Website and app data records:
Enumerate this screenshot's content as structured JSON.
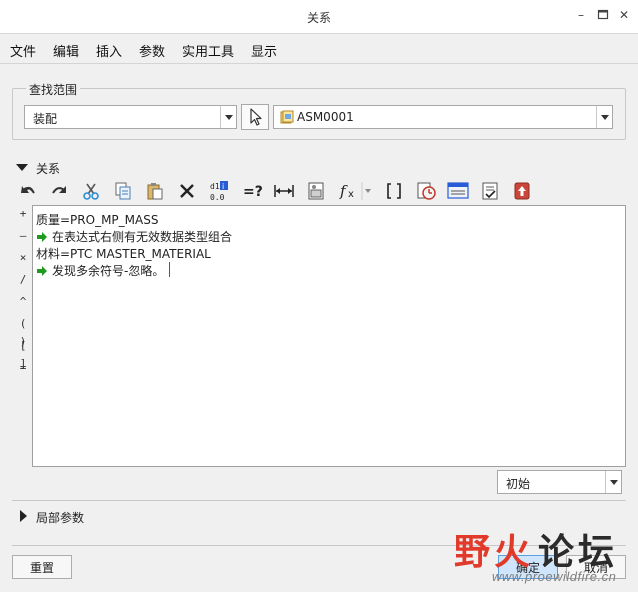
{
  "window": {
    "title": "关系",
    "minimize_glyph": "–",
    "restore_glyph": "▫",
    "close_glyph": "✕"
  },
  "menu": [
    "文件",
    "编辑",
    "插入",
    "参数",
    "实用工具",
    "显示"
  ],
  "scope": {
    "group_label": "查找范围",
    "type_value": "装配",
    "model_value": "ASM0001"
  },
  "relations": {
    "section_label": "关系",
    "toolbar": [
      "undo-icon",
      "redo-icon",
      "cut-icon",
      "copy-icon",
      "paste-icon",
      "delete-icon",
      "toggle-units-icon",
      "evaluate-icon",
      "measure-icon",
      "insert-param-icon",
      "function-icon",
      "brackets-icon",
      "verify-icon",
      "sort-icon",
      "options-icon",
      "export-icon"
    ],
    "operators": [
      "+",
      "–",
      "×",
      "/",
      "^",
      "( )",
      "[ ]",
      "="
    ],
    "lines": [
      {
        "text": "质量=PRO_MP_MASS",
        "type": "code"
      },
      {
        "text": "在表达式右侧有无效数据类型组合",
        "type": "message"
      },
      {
        "text": "材料=PTC MASTER_MATERIAL",
        "type": "code"
      },
      {
        "text": "发现多余符号-忽略。",
        "type": "message"
      }
    ],
    "sort_value": "初始"
  },
  "local_params": {
    "section_label": "局部参数"
  },
  "buttons": {
    "reset": "重置",
    "ok": "确定",
    "cancel": "取消"
  },
  "watermark": {
    "chars": [
      "野",
      "火",
      "论",
      "坛"
    ],
    "url": "www.proewildfire.cn"
  },
  "colors": {
    "accent": "#2a5bd7",
    "message_arrow": "#1f9a1f",
    "watermark_red": "#e23a2a"
  }
}
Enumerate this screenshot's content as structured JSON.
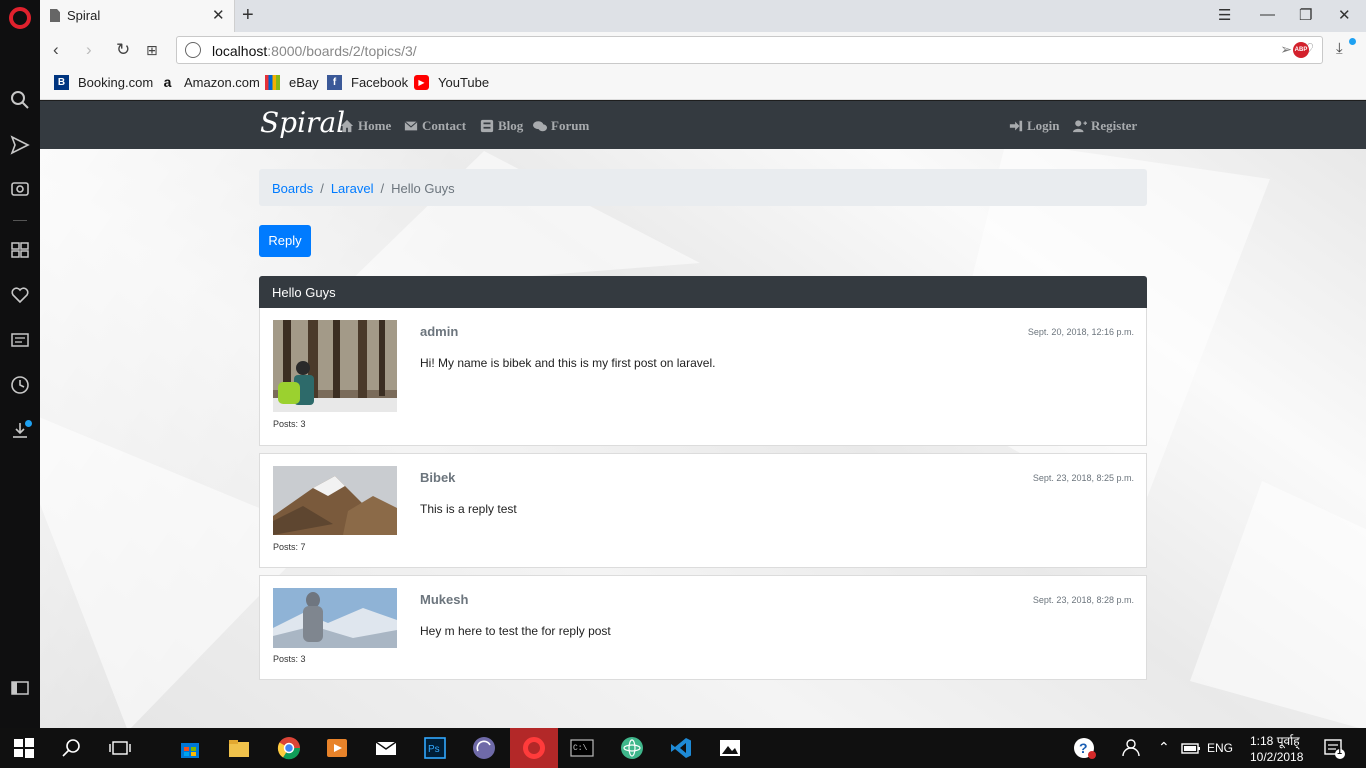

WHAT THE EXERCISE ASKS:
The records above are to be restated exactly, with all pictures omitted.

REPLY TO THE EXERCISE:
Enumerate this screenshot's content as structured JSON.
{
  "window": {
    "title": "关系",
    "minimize_glyph": "–",
    "restore_glyph": "▫",
    "close_glyph": "✕"
  },
  "menu": [
    "文件",
    "编辑",
    "插入",
    "参数",
    "实用工具",
    "显示"
  ],
  "scope": {
    "group_label": "查找范围",
    "type_value": "装配",
    "model_value": "ASM0001"
  },
  "relations": {
    "section_label": "关系",
    "toolbar": [
      "undo-icon",
      "redo-icon",
      "cut-icon",
      "copy-icon",
      "paste-icon",
      "delete-icon",
      "toggle-units-icon",
      "evaluate-icon",
      "measure-icon",
      "insert-param-icon",
      "function-icon",
      "brackets-icon",
      "verify-icon",
      "sort-icon",
      "options-icon",
      "export-icon"
    ],
    "operators": [
      "+",
      "–",
      "×",
      "/",
      "^",
      "( )",
      "[ ]",
      "="
    ],
    "lines": [
      {
        "text": "质量=PRO_MP_MASS",
        "type": "code"
      },
      {
        "text": "在表达式右侧有无效数据类型组合",
        "type": "message"
      },
      {
        "text": "材料=PTC MASTER_MATERIAL",
        "type": "code"
      },
      {
        "text": "发现多余符号-忽略。",
        "type": "message"
      }
    ],
    "sort_value": "初始"
  },
  "local_params": {
    "section_label": "局部参数"
  },
  "buttons": {
    "reset": "重置",
    "ok": "确定",
    "cancel": "取消"
  },
  "watermark": {
    "chars": [
      "野",
      "火",
      "论",
      "坛"
    ],
    "url": "www.proewildfire.cn"
  },
  "colors": {
    "accent": "#2a5bd7",
    "message_arrow": "#1f9a1f",
    "watermark_red": "#e23a2a"
  }
}
Enumerate this screenshot's content as structured JSON.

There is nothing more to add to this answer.